> _Activity_
Search the data below for "favicon"; list each line that holds it.
##### Data supplied #####
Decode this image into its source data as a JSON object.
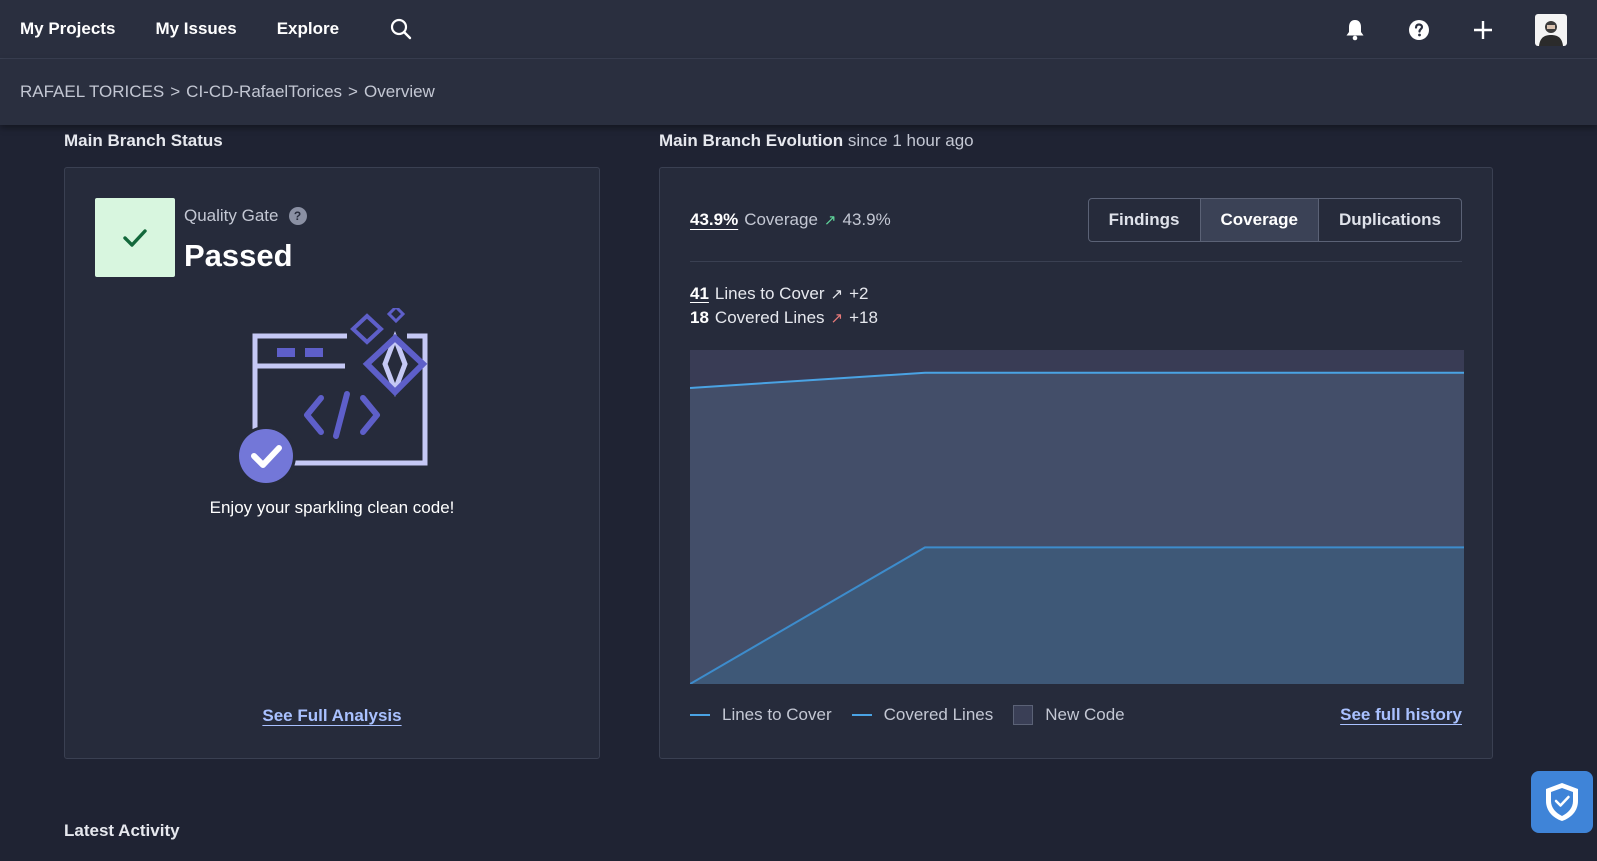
{
  "nav": {
    "items": [
      "My Projects",
      "My Issues",
      "Explore"
    ]
  },
  "breadcrumb": {
    "org": "RAFAEL TORICES",
    "project": "CI-CD-RafaelTorices",
    "page": "Overview",
    "separator": ">"
  },
  "status": {
    "title": "Main Branch Status",
    "qg_label": "Quality Gate",
    "help_glyph": "?",
    "qg_status": "Passed",
    "message": "Enjoy your sparkling clean code!",
    "link": "See Full Analysis"
  },
  "evolution": {
    "title": "Main Branch Evolution",
    "since": "since 1 hour ago",
    "coverage_value": "43.9%",
    "coverage_label": "Coverage",
    "coverage_delta": "43.9%",
    "tabs": [
      "Findings",
      "Coverage",
      "Duplications"
    ],
    "active_tab": "Coverage",
    "lines_to_cover_value": "41",
    "lines_to_cover_label": "Lines to Cover",
    "lines_to_cover_delta": "+2",
    "covered_lines_value": "18",
    "covered_lines_label": "Covered Lines",
    "covered_lines_delta": "+18",
    "history_link": "See full history"
  },
  "chart_data": {
    "type": "area",
    "series": [
      {
        "name": "Lines to Cover",
        "values": [
          39,
          41,
          41
        ]
      },
      {
        "name": "Covered Lines",
        "values": [
          0,
          18,
          18
        ]
      }
    ],
    "legend": [
      "Lines to Cover",
      "Covered Lines",
      "New Code"
    ],
    "new_code": "New Code",
    "ylim": [
      0,
      44
    ],
    "grid": false
  },
  "activity": {
    "title": "Latest Activity"
  },
  "colors": {
    "background": "#1f2333",
    "panel": "#262b3b",
    "link": "#a9c1ff",
    "passed": "#d8f6df",
    "line": "#4aa3e4",
    "delta_up_green": "#5fd39a",
    "delta_up_red": "#e87a7a",
    "illustration": "#c5c8f5",
    "illustration_accent": "#5e5fc9"
  },
  "icons": {
    "search": "search-icon",
    "bell": "bell-icon",
    "help": "help-circle-icon",
    "plus": "plus-icon",
    "shield": "shield-check-icon"
  }
}
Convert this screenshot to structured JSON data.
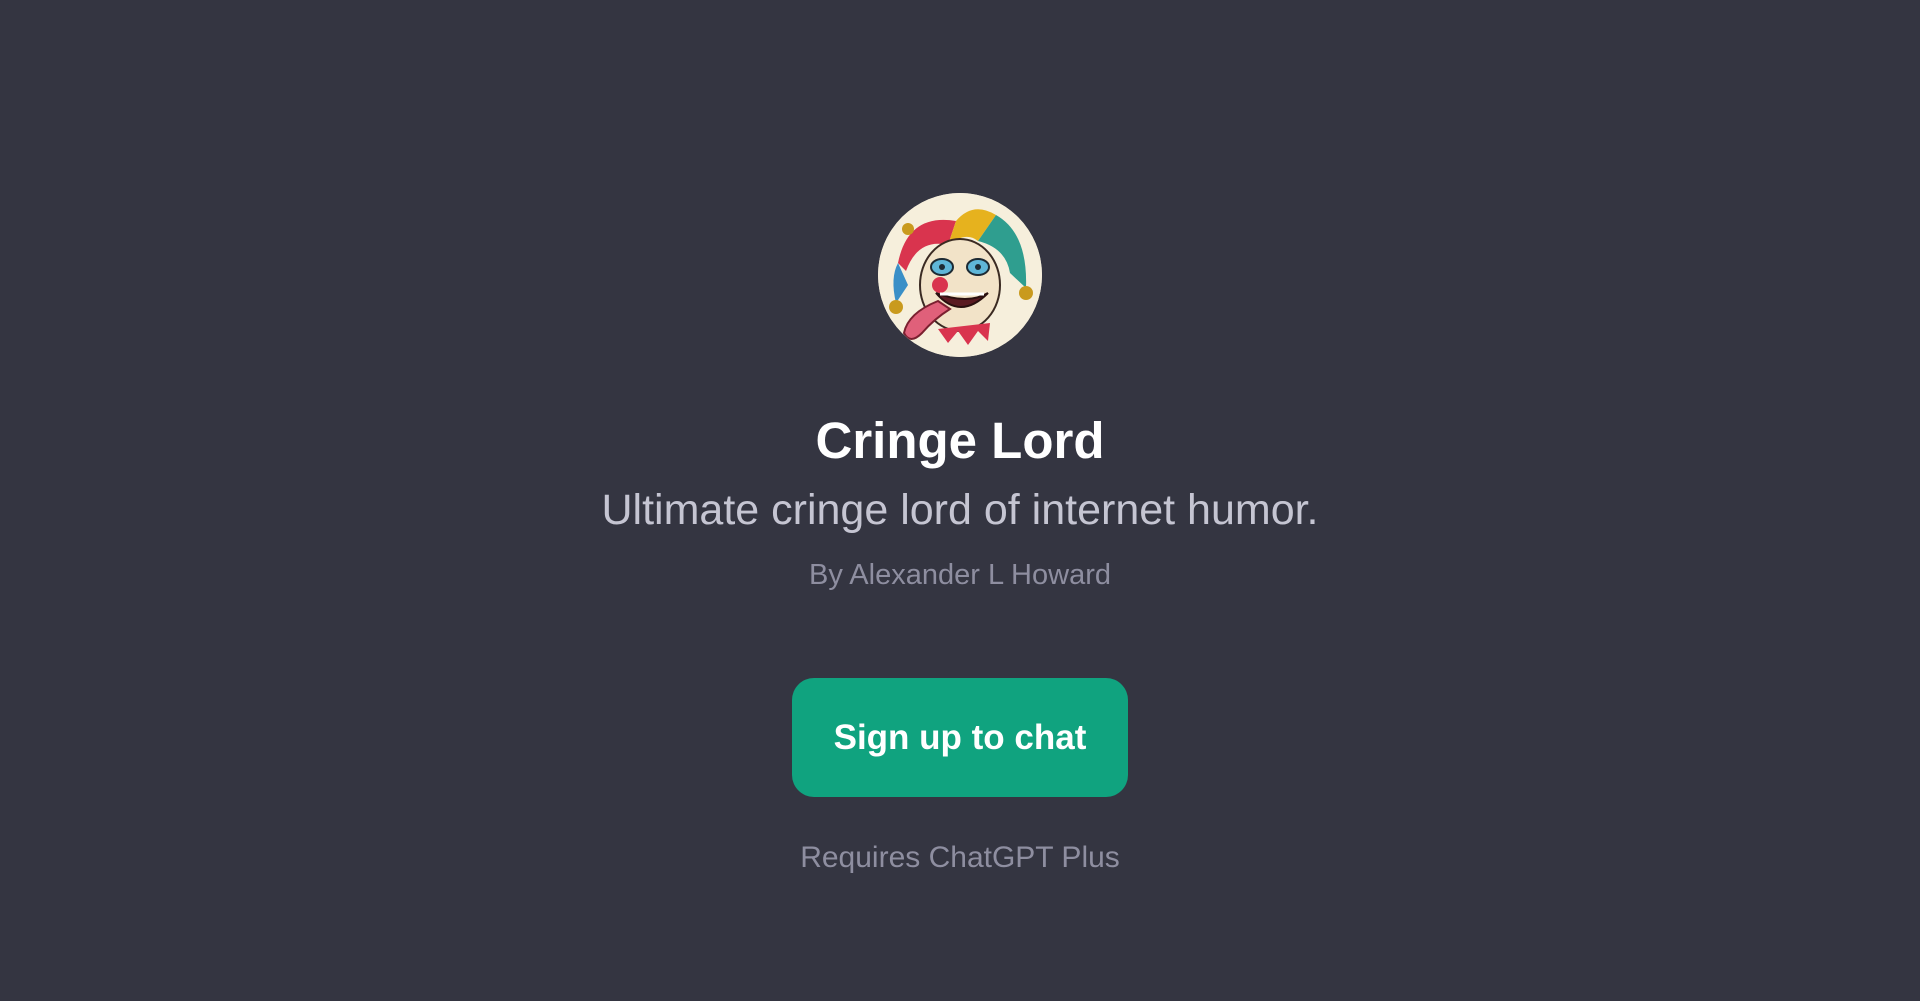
{
  "gpt": {
    "avatar_icon": "jester-clown-avatar",
    "name": "Cringe Lord",
    "description": "Ultimate cringe lord of internet humor.",
    "author": "By Alexander L Howard"
  },
  "actions": {
    "signup_label": "Sign up to chat",
    "requirement": "Requires ChatGPT Plus"
  },
  "colors": {
    "background": "#343541",
    "accent": "#10a37f",
    "title": "#ffffff",
    "subtitle": "#c5c5d2",
    "muted": "#8e8ea0"
  }
}
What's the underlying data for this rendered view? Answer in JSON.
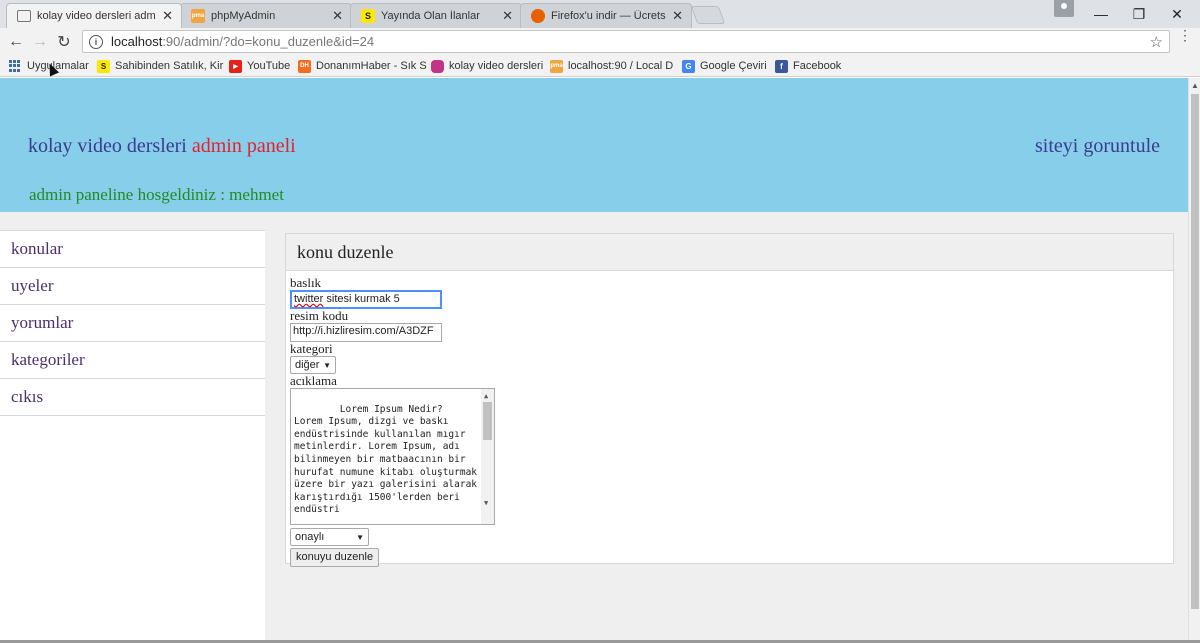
{
  "browser": {
    "tabs": [
      {
        "title": "kolay video dersleri adm",
        "active": true,
        "favicon": "page-icon"
      },
      {
        "title": "phpMyAdmin",
        "active": false,
        "favicon": "phpmyadmin-icon"
      },
      {
        "title": "Yayında Olan İlanlar",
        "active": false,
        "favicon": "sahibinden-icon"
      },
      {
        "title": "Firefox'u indir — Ücretsi",
        "active": false,
        "favicon": "firefox-icon"
      }
    ],
    "url_host": "localhost",
    "url_path": ":90/admin/?do=konu_duzenle&id=24",
    "bookmarks": [
      {
        "label": "Uygulamalar",
        "icon": "apps-grid-icon"
      },
      {
        "label": "Sahibinden Satılık, Kir",
        "icon": "sahibinden-icon"
      },
      {
        "label": "YouTube",
        "icon": "youtube-icon"
      },
      {
        "label": "DonanımHaber - Sık S",
        "icon": "donanimhaber-icon"
      },
      {
        "label": "kolay video dersleri",
        "icon": "instagram-icon"
      },
      {
        "label": "localhost:90 / Local D",
        "icon": "phpmyadmin-icon"
      },
      {
        "label": "Google Çeviri",
        "icon": "google-translate-icon"
      },
      {
        "label": "Facebook",
        "icon": "facebook-icon"
      }
    ]
  },
  "header": {
    "title_part1": "kolay video dersleri",
    "title_part2": "admin paneli",
    "view_site": "siteyi goruntule",
    "welcome": "admin paneline hosgeldiniz : mehmet"
  },
  "sidebar": {
    "items": [
      {
        "label": "konular"
      },
      {
        "label": "uyeler"
      },
      {
        "label": "yorumlar"
      },
      {
        "label": "kategoriler"
      },
      {
        "label": "cıkıs"
      }
    ]
  },
  "panel": {
    "heading": "konu duzenle",
    "fields": {
      "title_label": "baslık",
      "title_value_word1": "twitter",
      "title_value_rest": " sitesi kurmak 5",
      "image_label": "resim kodu",
      "image_value": "http://i.hizliresim.com/A3DZF",
      "category_label": "kategori",
      "category_value": "diğer",
      "description_label": "acıklama",
      "description_value": "Lorem Ipsum Nedir?\nLorem Ipsum, dizgi ve baskı endüstrisinde kullanılan mıgır metinlerdir. Lorem Ipsum, adı bilinmeyen bir matbaacının bir hurufat numune kitabı oluşturmak üzere bir yazı galerisini alarak karıştırdığı 1500'lerden beri endüstri",
      "status_value": "onaylı",
      "submit_label": "konuyu duzenle"
    }
  },
  "colors": {
    "header_bg": "#87ceeb",
    "title_red": "#e8202c",
    "welcome_green": "#228b22",
    "link_purple": "#4a2f6d"
  }
}
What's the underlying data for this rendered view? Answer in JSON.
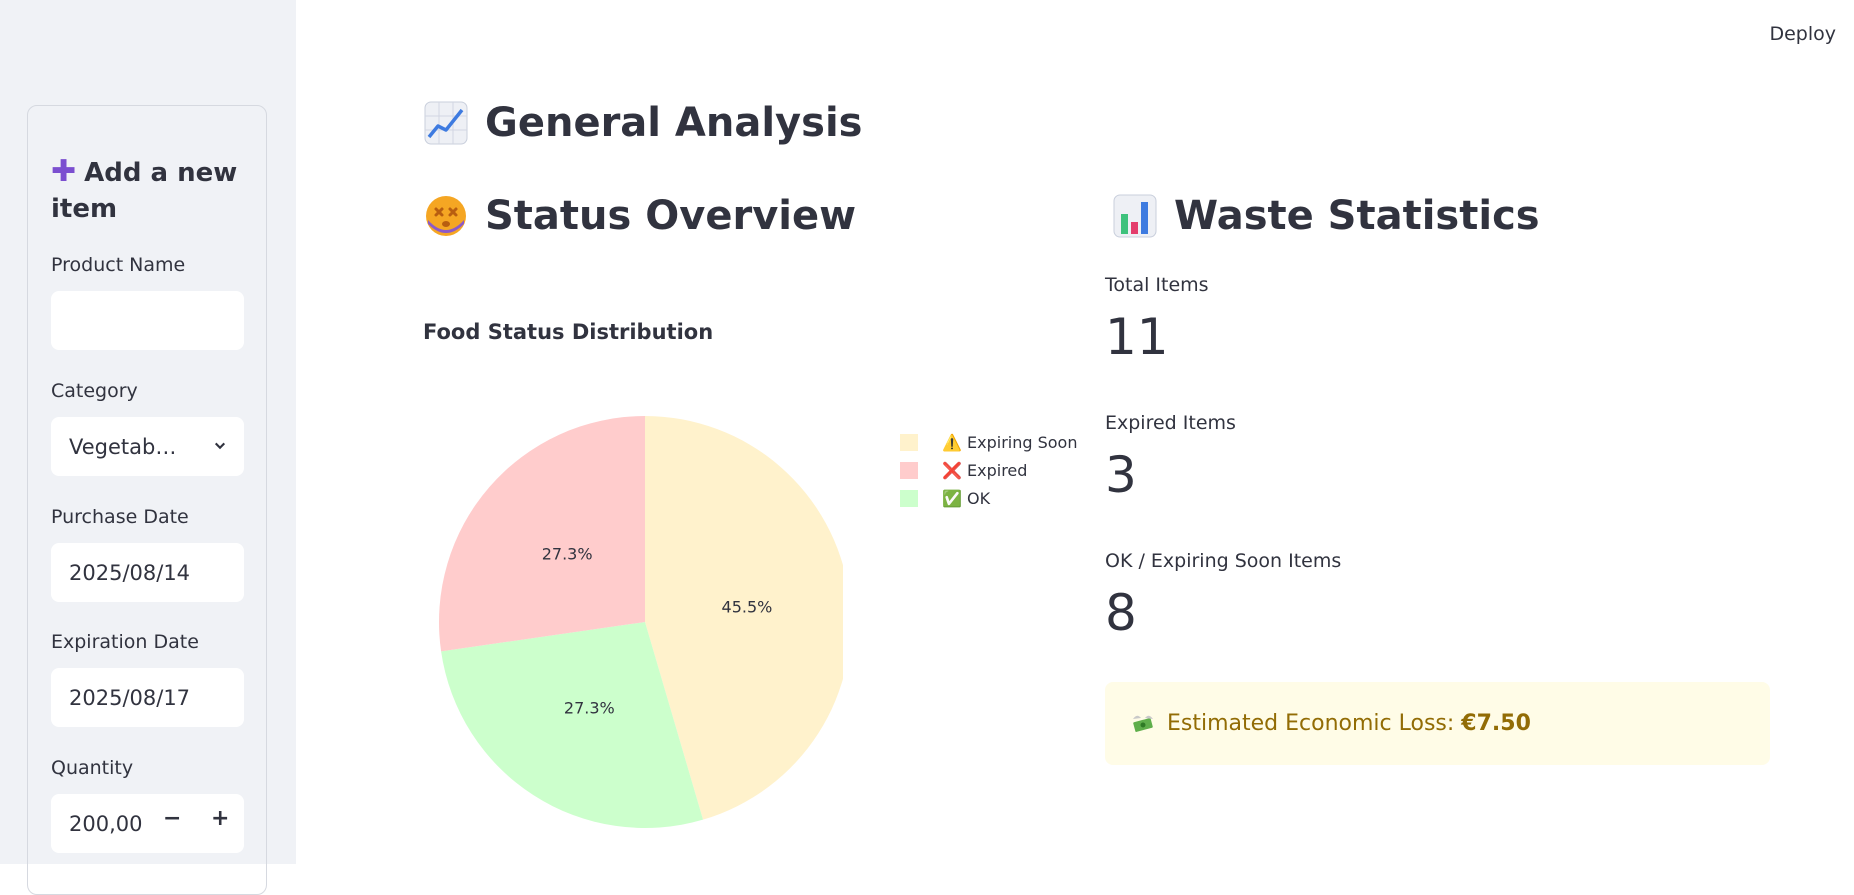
{
  "header": {
    "deploy_label": "Deploy"
  },
  "sidebar": {
    "form_title": "Add a new item",
    "form_title_icon": "heavy-plus-icon",
    "fields": {
      "product_name": {
        "label": "Product Name",
        "value": ""
      },
      "category": {
        "label": "Category",
        "value": "Vegetab…"
      },
      "purchase_date": {
        "label": "Purchase Date",
        "value": "2025/08/14"
      },
      "expiration_date": {
        "label": "Expiration Date",
        "value": "2025/08/17"
      },
      "quantity": {
        "label": "Quantity",
        "value": "200,00",
        "minus": "−",
        "plus": "+"
      }
    }
  },
  "main": {
    "title": "General Analysis",
    "title_icon": "chart-increasing-icon",
    "status": {
      "heading": "Status Overview",
      "heading_icon": "dizzy-face-icon",
      "chart_title": "Food Status Distribution"
    },
    "waste": {
      "heading": "Waste Statistics",
      "heading_icon": "bar-chart-icon",
      "metrics": [
        {
          "label": "Total Items",
          "value": "11"
        },
        {
          "label": "Expired Items",
          "value": "3"
        },
        {
          "label": "OK / Expiring Soon Items",
          "value": "8"
        }
      ],
      "alert": {
        "prefix": "Estimated Economic Loss: ",
        "amount": "€7.50",
        "icon": "money-with-wings-icon"
      }
    }
  },
  "chart_data": {
    "type": "pie",
    "title": "Food Status Distribution",
    "categories": [
      "⚠️ Expiring Soon",
      "❌ Expired",
      "✅ OK"
    ],
    "values": [
      45.5,
      27.3,
      27.3
    ],
    "labels": [
      "45.5%",
      "27.3%",
      "27.3%"
    ],
    "colors": [
      "#fff2cc",
      "#ffcccc",
      "#ccffcc"
    ],
    "legend_position": "right"
  }
}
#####
> _Output of the task_
        "favicon": "page-icon"
        "favicon": "phpmyadmin-icon"
        "favicon": "sahibinden-icon"
        "favicon": "firefox-icon"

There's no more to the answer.